**Your goal**
Go through the entries below and pick out every line with "Model".

**Supplied data**

------------

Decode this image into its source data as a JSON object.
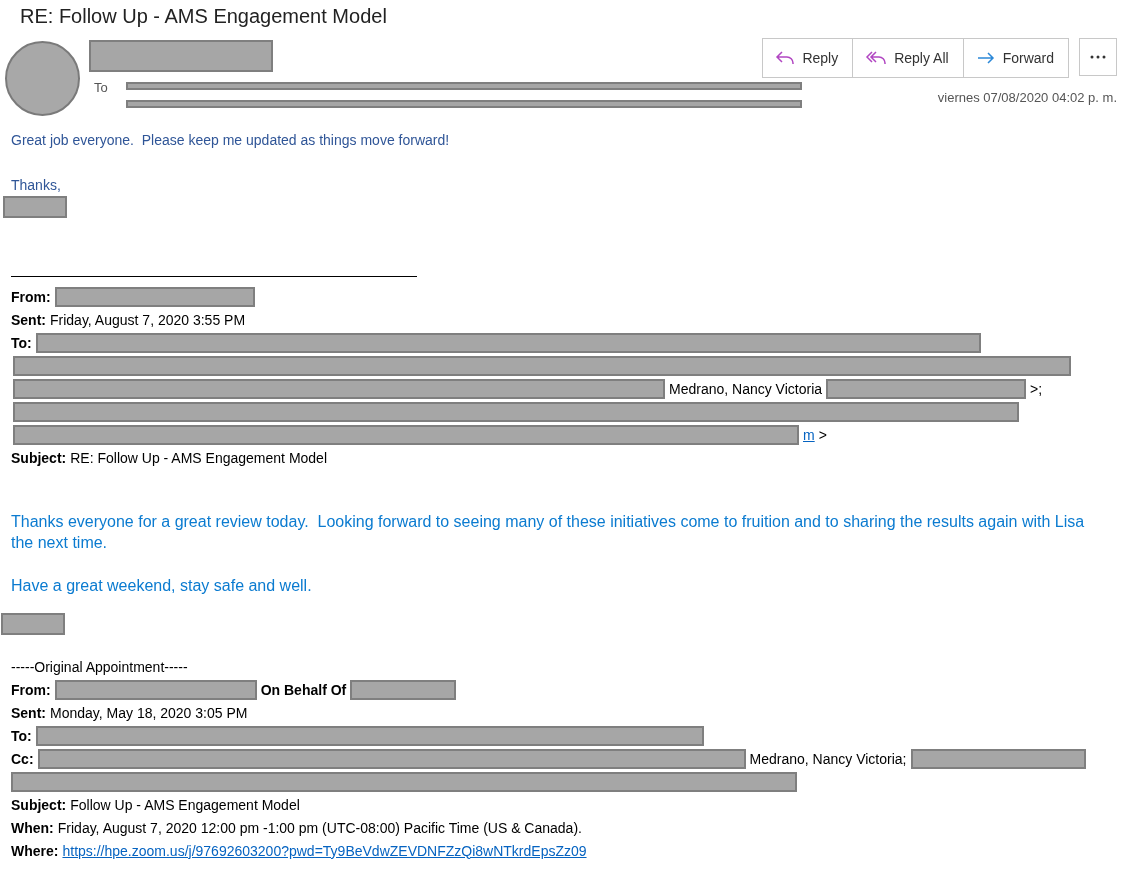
{
  "title": "RE: Follow Up - AMS Engagement Model",
  "header": {
    "to_label": "To",
    "date": "viernes 07/08/2020 04:02 p. m.",
    "actions": [
      {
        "label": "Reply",
        "kind": "reply"
      },
      {
        "label": "Reply All",
        "kind": "reply_all"
      },
      {
        "label": "Forward",
        "kind": "forward"
      }
    ]
  },
  "reply_body": [
    "Great job everyone.  Please keep me updated as things move forward!",
    "Thanks,"
  ],
  "forwarded": [
    [
      {
        "kind": "label",
        "text": "From:"
      },
      {
        "kind": "redacted"
      }
    ],
    [
      {
        "kind": "label",
        "text": "Sent:"
      },
      {
        "kind": "text",
        "text": "Friday,  August 7, 2020 3:55 PM"
      }
    ],
    [
      {
        "kind": "label",
        "text": "To:"
      },
      {
        "kind": "redacted"
      }
    ],
    [
      {
        "kind": "redacted"
      }
    ],
    [
      {
        "kind": "redacted"
      },
      {
        "kind": "text",
        "text": "Medrano, Nancy Victoria"
      },
      {
        "kind": "redacted"
      },
      {
        "kind": "text",
        "text": ">;"
      }
    ],
    [
      {
        "kind": "redacted"
      }
    ],
    [
      {
        "kind": "redacted"
      },
      {
        "kind": "link",
        "text": "m"
      },
      {
        "kind": "text",
        "text": ">"
      }
    ],
    [
      {
        "kind": "label",
        "text": "Subject:"
      },
      {
        "kind": "text",
        "text": "RE: Follow Up - AMS Engagement Model"
      }
    ]
  ],
  "message": [
    "Thanks everyone for a great review today.  Looking forward to seeing many of these initiatives come to fruition and to sharing the results again with Lisa the next time.",
    "Have a great weekend, stay safe and well."
  ],
  "appointment": [
    [
      {
        "kind": "text",
        "text": "-----Original Appointment-----"
      }
    ],
    [
      {
        "kind": "label",
        "text": "From:"
      },
      {
        "kind": "redacted"
      },
      {
        "kind": "label",
        "text": "On Behalf Of"
      },
      {
        "kind": "redacted"
      }
    ],
    [
      {
        "kind": "label",
        "text": "Sent:"
      },
      {
        "kind": "text",
        "text": "Monday, May 18, 2020 3:05 PM"
      }
    ],
    [
      {
        "kind": "label",
        "text": "To:"
      },
      {
        "kind": "redacted"
      }
    ],
    [
      {
        "kind": "label",
        "text": "Cc:"
      },
      {
        "kind": "redacted"
      },
      {
        "kind": "text",
        "text": "Medrano, Nancy Victoria;"
      },
      {
        "kind": "redacted"
      }
    ],
    [
      {
        "kind": "redacted"
      }
    ],
    [
      {
        "kind": "label",
        "text": "Subject:"
      },
      {
        "kind": "text",
        "text": "Follow Up - AMS Engagement Model"
      }
    ],
    [
      {
        "kind": "label",
        "text": "When:"
      },
      {
        "kind": "text",
        "text": "Friday, August 7, 2020 12:00 pm -1:00 pm (UTC-08:00) Pacific Time (US & Canada)."
      }
    ],
    [
      {
        "kind": "label",
        "text": "Where:"
      },
      {
        "kind": "link",
        "text": "https://hpe.zoom.us/j/97692603200?pwd=Ty9BeVdwZEVDNFZzQi8wNTkrdEpsZz09"
      }
    ]
  ]
}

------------

**Reply to the task**
  "title": "RE: Follow Up - AMS Engagement Model",
        "text": "RE: Follow Up - AMS Engagement Model"
        "text": "Follow Up - AMS Engagement Model"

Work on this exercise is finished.